How to complete this task –
Copy each of the records exactly.

Extracted records –
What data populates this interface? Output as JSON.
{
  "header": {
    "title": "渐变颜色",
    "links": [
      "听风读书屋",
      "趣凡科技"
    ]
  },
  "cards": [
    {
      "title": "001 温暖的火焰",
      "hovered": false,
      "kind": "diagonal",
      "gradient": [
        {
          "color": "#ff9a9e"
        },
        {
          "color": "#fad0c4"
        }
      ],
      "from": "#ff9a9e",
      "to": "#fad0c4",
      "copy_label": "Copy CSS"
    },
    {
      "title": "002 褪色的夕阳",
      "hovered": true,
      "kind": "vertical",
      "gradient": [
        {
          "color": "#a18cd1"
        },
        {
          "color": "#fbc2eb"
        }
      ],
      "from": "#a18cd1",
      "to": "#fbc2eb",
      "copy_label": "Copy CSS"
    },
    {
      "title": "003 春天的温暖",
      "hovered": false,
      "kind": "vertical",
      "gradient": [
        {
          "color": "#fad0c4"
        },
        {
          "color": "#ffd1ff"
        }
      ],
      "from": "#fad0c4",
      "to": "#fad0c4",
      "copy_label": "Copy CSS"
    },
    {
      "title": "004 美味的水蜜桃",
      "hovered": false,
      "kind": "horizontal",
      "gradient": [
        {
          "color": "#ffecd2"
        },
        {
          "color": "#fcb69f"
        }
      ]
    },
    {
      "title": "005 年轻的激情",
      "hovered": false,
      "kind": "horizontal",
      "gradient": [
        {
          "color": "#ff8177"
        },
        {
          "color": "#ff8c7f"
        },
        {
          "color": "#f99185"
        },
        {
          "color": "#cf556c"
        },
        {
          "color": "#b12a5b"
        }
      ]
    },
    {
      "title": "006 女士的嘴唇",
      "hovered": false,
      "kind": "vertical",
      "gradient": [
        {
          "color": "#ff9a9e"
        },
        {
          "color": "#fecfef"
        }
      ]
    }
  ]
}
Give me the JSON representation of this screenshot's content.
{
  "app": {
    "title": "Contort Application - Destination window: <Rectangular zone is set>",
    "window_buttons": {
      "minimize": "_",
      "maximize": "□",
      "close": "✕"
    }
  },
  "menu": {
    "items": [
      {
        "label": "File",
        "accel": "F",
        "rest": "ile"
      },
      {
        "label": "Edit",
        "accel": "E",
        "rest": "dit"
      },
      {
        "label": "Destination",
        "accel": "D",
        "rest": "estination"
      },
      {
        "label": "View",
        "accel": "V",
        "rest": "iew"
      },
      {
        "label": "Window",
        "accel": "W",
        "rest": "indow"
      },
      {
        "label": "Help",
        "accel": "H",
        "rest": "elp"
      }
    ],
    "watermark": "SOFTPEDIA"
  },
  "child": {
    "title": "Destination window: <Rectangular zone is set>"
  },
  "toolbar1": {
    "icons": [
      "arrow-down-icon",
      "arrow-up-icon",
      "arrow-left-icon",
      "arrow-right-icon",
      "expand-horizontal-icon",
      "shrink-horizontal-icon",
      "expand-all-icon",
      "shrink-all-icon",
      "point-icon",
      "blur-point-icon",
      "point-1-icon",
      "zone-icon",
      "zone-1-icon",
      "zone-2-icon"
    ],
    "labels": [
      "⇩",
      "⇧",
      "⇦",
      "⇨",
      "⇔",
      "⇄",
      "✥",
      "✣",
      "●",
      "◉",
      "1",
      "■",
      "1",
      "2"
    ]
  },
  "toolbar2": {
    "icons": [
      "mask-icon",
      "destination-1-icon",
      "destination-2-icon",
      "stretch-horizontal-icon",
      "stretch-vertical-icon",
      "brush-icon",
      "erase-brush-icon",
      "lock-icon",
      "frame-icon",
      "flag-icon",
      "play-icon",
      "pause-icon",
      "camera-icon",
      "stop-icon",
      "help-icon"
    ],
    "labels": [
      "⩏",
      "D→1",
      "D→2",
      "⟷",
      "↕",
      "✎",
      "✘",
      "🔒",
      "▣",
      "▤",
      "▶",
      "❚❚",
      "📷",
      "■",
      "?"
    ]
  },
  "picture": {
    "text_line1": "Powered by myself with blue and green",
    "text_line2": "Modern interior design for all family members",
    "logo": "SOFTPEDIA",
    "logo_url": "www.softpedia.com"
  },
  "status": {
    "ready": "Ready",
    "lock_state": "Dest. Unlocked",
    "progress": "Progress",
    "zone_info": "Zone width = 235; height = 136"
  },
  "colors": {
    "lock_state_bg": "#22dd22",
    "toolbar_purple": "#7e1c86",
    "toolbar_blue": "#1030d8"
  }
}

Response to this exercise –
What data populates this interface? Output as JSON.
{
  "header": {
    "title": "渐变颜色",
    "links": [
      "听风读书屋",
      "趣凡科技"
    ]
  },
  "cards": [
    {
      "title": "001 温暖的火焰",
      "hovered": false,
      "kind": "diagonal",
      "gradient": [
        {
          "color": "#ff9a9e"
        },
        {
          "color": "#fad0c4"
        }
      ],
      "from": "#ff9a9e",
      "to": "#fad0c4",
      "copy_label": "Copy CSS"
    },
    {
      "title": "002 褪色的夕阳",
      "hovered": true,
      "kind": "vertical",
      "gradient": [
        {
          "color": "#a18cd1"
        },
        {
          "color": "#fbc2eb"
        }
      ],
      "from": "#a18cd1",
      "to": "#fbc2eb",
      "copy_label": "Copy CSS"
    },
    {
      "title": "003 春天的温暖",
      "hovered": false,
      "kind": "vertical",
      "gradient": [
        {
          "color": "#fad0c4"
        },
        {
          "color": "#ffd1ff"
        }
      ],
      "from": "#fad0c4",
      "to": "#fad0c4",
      "copy_label": "Copy CSS"
    },
    {
      "title": "004 美味的水蜜桃",
      "hovered": false,
      "kind": "horizontal",
      "gradient": [
        {
          "color": "#ffecd2"
        },
        {
          "color": "#fcb69f"
        }
      ]
    },
    {
      "title": "005 年轻的激情",
      "hovered": false,
      "kind": "horizontal",
      "gradient": [
        {
          "color": "#ff8177"
        },
        {
          "color": "#ff8c7f"
        },
        {
          "color": "#f99185"
        },
        {
          "color": "#cf556c"
        },
        {
          "color": "#b12a5b"
        }
      ]
    },
    {
      "title": "006 女士的嘴唇",
      "hovered": false,
      "kind": "vertical",
      "gradient": [
        {
          "color": "#ff9a9e"
        },
        {
          "color": "#fecfef"
        }
      ]
    }
  ]
}
Give me the JSON representation of this screenshot's content.
{
  "app": {
    "title": "Contort Application - Destination window: <Rectangular zone is set>",
    "window_buttons": {
      "minimize": "_",
      "maximize": "□",
      "close": "✕"
    }
  },
  "menu": {
    "items": [
      {
        "label": "File",
        "accel": "F",
        "rest": "ile"
      },
      {
        "label": "Edit",
        "accel": "E",
        "rest": "dit"
      },
      {
        "label": "Destination",
        "accel": "D",
        "rest": "estination"
      },
      {
        "label": "View",
        "accel": "V",
        "rest": "iew"
      },
      {
        "label": "Window",
        "accel": "W",
        "rest": "indow"
      },
      {
        "label": "Help",
        "accel": "H",
        "rest": "elp"
      }
    ],
    "watermark": "SOFTPEDIA"
  },
  "child": {
    "title": "Destination window: <Rectangular zone is set>"
  },
  "toolbar1": {
    "icons": [
      "arrow-down-icon",
      "arrow-up-icon",
      "arrow-left-icon",
      "arrow-right-icon",
      "expand-horizontal-icon",
      "shrink-horizontal-icon",
      "expand-all-icon",
      "shrink-all-icon",
      "point-icon",
      "blur-point-icon",
      "point-1-icon",
      "zone-icon",
      "zone-1-icon",
      "zone-2-icon"
    ],
    "labels": [
      "⇩",
      "⇧",
      "⇦",
      "⇨",
      "⇔",
      "⇄",
      "✥",
      "✣",
      "●",
      "◉",
      "1",
      "■",
      "1",
      "2"
    ]
  },
  "toolbar2": {
    "icons": [
      "mask-icon",
      "destination-1-icon",
      "destination-2-icon",
      "stretch-horizontal-icon",
      "stretch-vertical-icon",
      "brush-icon",
      "erase-brush-icon",
      "lock-icon",
      "frame-icon",
      "flag-icon",
      "play-icon",
      "pause-icon",
      "camera-icon",
      "stop-icon",
      "help-icon"
    ],
    "labels": [
      "⩏",
      "D→1",
      "D→2",
      "⟷",
      "↕",
      "✎",
      "✘",
      "🔒",
      "▣",
      "▤",
      "▶",
      "❚❚",
      "📷",
      "■",
      "?"
    ]
  },
  "picture": {
    "text_line1": "Powered by myself with blue and green",
    "text_line2": "Modern interior design for all family members",
    "logo": "SOFTPEDIA",
    "logo_url": "www.softpedia.com"
  },
  "status": {
    "ready": "Ready",
    "lock_state": "Dest. Unlocked",
    "progress": "Progress",
    "zone_info": "Zone width = 235; height = 136"
  },
  "colors": {
    "lock_state_bg": "#22dd22",
    "toolbar_purple": "#7e1c86",
    "toolbar_blue": "#1030d8"
  }
}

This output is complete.